Here, the district court did not officially revoke appellant’s probation until after it addressed the three Austinfactors at the second hearing.  Further, the first hearing was continued at the request of appellant’s counsel.  A defendant may not challenge a district court’s action on appeal when the defendant’s attorney requested the action.  Majerus v. Guelsow, 262 Minn. 1, 11, 113 N.W.2d 450, 457 (1962).

Appellant also argues that insufficient evidence supports the district court’s findings that the probation violation was intentional and that the need for confinement outweighed the policies favoring probation.  Appellant does not dispute that he violated a specific condition of probation. 

            Appellant first contends that the evidence is insufficient to show an “intentional” violation because appellant’s failure of the polygraph examination could be attributed to the inherent unreliability of such tests or the erroneous administration of this particular test.  But the record indicates that appellant previously admitted the sexual misconduct in a psychosexual evaluation, yet denied such conduct during a polygraph examination. Thus, there is evidence that the failed polygraph is attributable to appellant’s intentional deception rather than some flaw in the examination itself.  Further, even assuming that the polygraph exam failure was insufficient to establish an intentional violation, the district court also found that appellant was terminated from treatment for his behavior when confronted with the results.  Appellant’s violent and disruptive behavior, which threatened the safety of others in the program and required police intervention, clearly was intentional.  Consequently, sufficient evidence supports the district court’s finding that the violation was intentional.

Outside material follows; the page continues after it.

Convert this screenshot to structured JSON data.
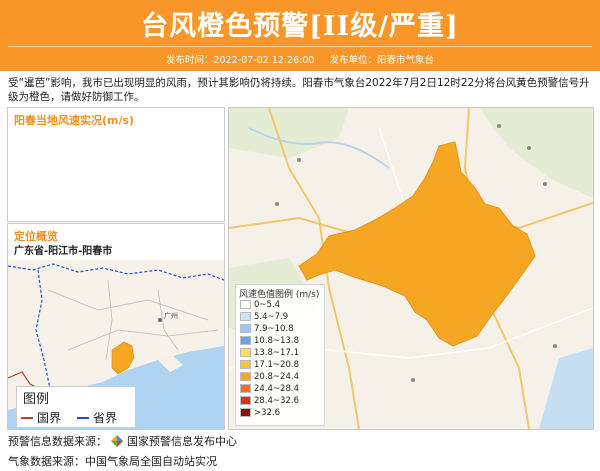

Second, appellant contends that the evidence is insufficient to show that confinement outweighed the policies favoring probation because it was appellant’s first probation violation.  But the record indicates that, in addition to the current violation, appellant has had a string of unsuccessful treatment attempts.  After five years, appellant had not only failed to complete sex offender treatment, but actually regressed in treatment by denying any responsibility for the offense.  Appellant refused to take the necessary steps to be re-admitted to the sex offender program following the violation.  On this record, there is sufficient evidence to support the finding that the need for confinement outweighed the policies favoring probation.    

Because the district court made the requisite findings regarding the Austinfactors prior to revoking probation and the findings were supported by the evidence, the district court did not abuse its discretion in revoking appellant’s probation.


* Retired judge of the Minnesota Court of Appeals, serving by appointment pursuant to Minn. Const. art. VI, § 10.